Continue reading “The Axis of Content Consumption is Attention”

The Democratization of Content


Benedict Evans has two thoughtful articles out about content creation versus consumption (and how mobile versus PC relates to the two) and the end of “Content is King.” If you follow Evans on Twitter (and you must if you are at all interested in macro-tech trends, Amazon, Google, Facebook, Apple, etc.), you’ll find both of these articles put lots of words behind ideas he’s been brooding on for some time.

Continue reading “The Democratization of Content”

A Framework for Understanding Human Decisions—Jobs to be Done

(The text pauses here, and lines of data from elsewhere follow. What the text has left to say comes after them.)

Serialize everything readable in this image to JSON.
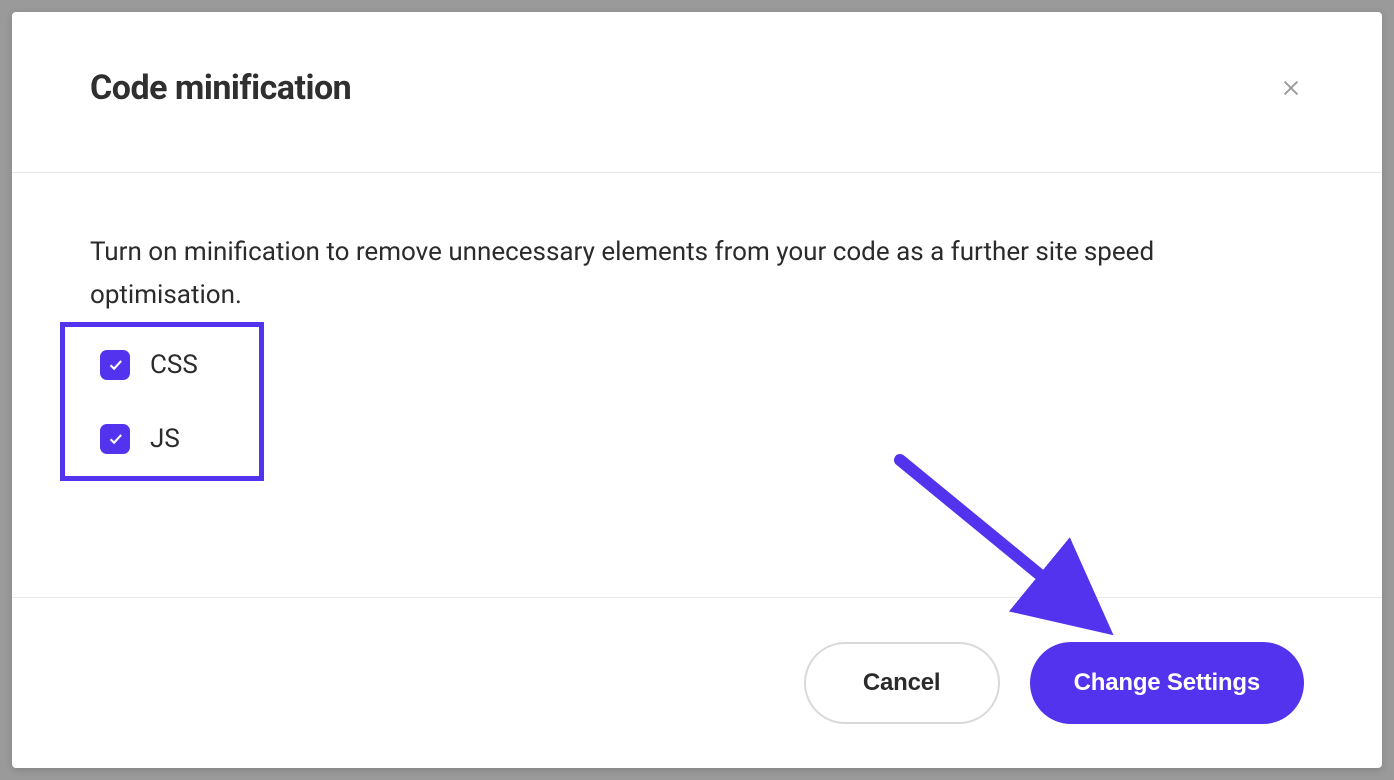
{
  "modal": {
    "title": "Code minification",
    "description": "Turn on minification to remove unnecessary elements from your code as a further site speed optimisation.",
    "checkboxes": [
      {
        "label": "CSS",
        "checked": true
      },
      {
        "label": "JS",
        "checked": true
      }
    ],
    "buttons": {
      "cancel": "Cancel",
      "primary": "Change Settings"
    }
  },
  "colors": {
    "accent": "#5333ed"
  }
}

This following post originally written for the FullStory blog, but since I am such a Clayton Christensen fan and have blogged about this topic here in the past, syndicating the post for anyone interested.

Clayton Christensen, author of The Innovator’s Dilemma and Harvard business professor, makes the case that in order to understand what motivates people to act, we first must understand what it is they need done — the why behind the what.

Continue reading “A Framework for Understanding Human Decisions—Jobs to be Done”

FullStory—I am here!

If you’ve been reading along lately, you picked up on the fact that last week was my last at Google.

And this week was my first at FullStory.

What is FullStory? How you answer that really depends on your job and how you use the tool. I’m not trying to be obtuse; it’s just that FullStory is an analytics (SaaS) platform that captures everything your users do on your website. Understood in its most basic form, FullStory allows you to watch (Literally! Like a DVR) how a user engaged with your site down to the mouse movements, clicks, pauses, everything.

You can mine user sessions for all sorts of reasons, whether they’re for product marketing managers, customer support, design, user experience (UX), user interface (UI), development (finding errors, fixing bugs), etc.

It’s pretty rad—e.g. see this FullStory review from a long-time customer.

I began paying attention to FullStory way back in 2014. A couple Xooglers from Atlanta I’d kept up with were two of the three founders and I was enthusiastically watching to see what they were cooking up.

Fast forward to late 2015 and I started seriously inquiring about roles at FullStory, had a few conversations, and started imagining the possibilities. The timing wasn’t quite right then but all was kept on the backburner. Things quieted down for a bit though I think it stayed on the backburner until late 2016 when things started getting “serious.”

Now here I am.

I’m going to be handling content marketing. You could say my job title is FullStory-teller. I hope to do for FullStory a lot of what I did for a certain minimalist footwear site. I’m just getting started, but you’ll be able to follow along at; also, if you’re not already there, add me on instagram and twitter (these are my personal accounts).

Very excited about the future here. There is just so much potential, excitement, and opportunities.

And if you have a website and care about making it better for whatever reason or whatever function, yeah, you should totally check out FullStory.

The Canary in the Coal Mine and Leaving Dysfunctional Groups

The expression “canary in a coal mine” originates from coal miners using canaries as a kind of early warning system. The miners would take the birds into the mine and periodically check-in on their status. The delicate canaries were more susceptible to gases like carbon monoxide, so if they suddenly stopped moving, miners would be alerted of dangerous air conditions.

Hence, the expression “canary in a coal mine” is an idiomatic way of talking about events that portend negative things to come.

Continue reading “The Canary in the Coal Mine and Leaving Dysfunctional Groups”

Casey Neistat and Success by Doing (Plus Stochasticity)

If you aren’t familiar with Casey Neistat, allow me to remedy the situation.

Casey Neistat is likely the most burgeoning YouTube star of 2016. Here’s his channel. I’m approaching a year having subscribed to his daily vlog videos and to my eye what Neistat is doing on YouTube is a testament to the democraticization of video content.

Continue reading “Casey Neistat and Success by Doing (Plus Stochasticity)”